            On arrival at mother-in-law's I cracked open a bottle of beer. Yes, it was just after midday and if it was alcoholic I probably wouldn't have done it. I enjoyed the Shipyard very much indeed (review to come later), and then was able to work the rest of the afternoon with a clear head whilst the kids played with granny. My next task was to drive 70 minutes away to a place near Leeds and collect a bike I had accidentally purchased on eBay for my son. Now, had I drank any alcohol at all that day, this is not something I would have attempted at all and would have left this trip till the 26th. As it was, the M60 today appeared to be a cross between Formula 1 and stock car racing, with the occasional 40mph driver thrown in just to add to the chaos. It was unsurprising that my return route was somewhat slower with 3 accidents bringing out the blues and twos.

            Now, on returning to the house, on a Christmas Eve, in the past I probably would have cracked open a beer or had a whiskey - my own gran, God rest her soul, would have been no doubt drinking Babycham.  Instead, I found myself reaching for a vitamin drink and was able to go to bed early without alcohol-induced snacking (I even resisted the obligatory bite from Santa's mince pie and Rudolph's carrot!) and with no danger of poor, alcohol-induced sleep. I actually find myself looking forward being woken up ridiculously early tomorrow morning by shrieks of children that have 'sensed the presents' of a large intruder in the night. So far, so good.
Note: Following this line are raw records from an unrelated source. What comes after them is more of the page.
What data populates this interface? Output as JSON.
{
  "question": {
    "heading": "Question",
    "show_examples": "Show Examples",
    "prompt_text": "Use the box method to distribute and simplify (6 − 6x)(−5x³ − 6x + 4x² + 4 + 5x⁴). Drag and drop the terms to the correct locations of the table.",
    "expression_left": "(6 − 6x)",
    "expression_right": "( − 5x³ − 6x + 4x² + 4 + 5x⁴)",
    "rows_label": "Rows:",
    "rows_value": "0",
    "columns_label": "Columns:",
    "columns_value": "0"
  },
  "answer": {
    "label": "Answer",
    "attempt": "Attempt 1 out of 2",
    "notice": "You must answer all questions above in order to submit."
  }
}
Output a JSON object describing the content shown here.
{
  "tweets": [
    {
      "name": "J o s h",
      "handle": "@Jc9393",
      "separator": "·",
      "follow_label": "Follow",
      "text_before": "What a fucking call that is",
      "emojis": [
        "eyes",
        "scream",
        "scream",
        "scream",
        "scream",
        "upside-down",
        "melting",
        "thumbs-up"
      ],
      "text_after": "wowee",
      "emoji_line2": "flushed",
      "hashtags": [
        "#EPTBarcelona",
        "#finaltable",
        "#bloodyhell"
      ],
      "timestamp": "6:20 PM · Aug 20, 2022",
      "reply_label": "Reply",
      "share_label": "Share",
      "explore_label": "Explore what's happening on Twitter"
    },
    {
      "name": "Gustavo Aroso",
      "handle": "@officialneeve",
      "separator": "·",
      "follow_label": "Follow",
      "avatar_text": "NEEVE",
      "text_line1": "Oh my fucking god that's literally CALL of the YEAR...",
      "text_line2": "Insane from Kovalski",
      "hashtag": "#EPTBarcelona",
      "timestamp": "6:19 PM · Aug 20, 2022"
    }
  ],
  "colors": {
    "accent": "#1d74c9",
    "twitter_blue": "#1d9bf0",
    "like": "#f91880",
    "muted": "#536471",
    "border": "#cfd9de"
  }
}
            Christmas Day

            "Pleeeeasseee can the sun come up now Daddy, pleeeasssee?" says my little one at 5:45am. After stockings, breakfast and then bigger presents I crack open a Ghost Ship 0 at room temperature. Why I haven't tried doing this before I don't know - this is an ale that I think works best when not kept in the fridge. Was I thirsty? Not really, but my wife bought me a beer cap holder for Christmas and I wanted to start filling it. So, beer at 9:30am, followed by trialling of new Christmas bike (second hand Islabike - fab bit of kit), balance bike and bow and arrows in the park. Do I love the fact that I can enjoy a beer on a Christmas morning without feeling groggy? Absolutely. 

            Christmas Day Evening

            As I hadn't announced my reduced alcohol ways to our friends/family, I considered it wise to take a couple of NABs with me to Christmas Lunch. Therefore, today the only alcohol that touched my lips was that which remained after engulfing the Christmas pudding. Did I feel out of place? Not at all. I did discover via Twitter that Genesis' guitarist Steve Hackett was joining me in drinking Ghost Ship 0.5. Welcome to the club, Steve!

            Whilst I did enjoy a rather healthy portion of amazing Christmas dinner - I found the lack of alcohol meant that I didn't have 3rds of 4ths! Back to mother in law's house and I was able to play Hexbugs with the kids, and spent a good hour talking and listening to my two eldest boys - precious times - before they went to sleep. 


            Christmas may not have been 'merry', but if was extremely enjoyable. I didn't miss alcohol - quite the reverse. Being able to keep a clear head helped ensure I was able to enjoy the day to its fullest, reduce my food guilt conscience, and spend quality time with my family. Would I do anything differently? Next year I'm going to find a good bottle of non-alcoholic Prosecco and add it to the mix.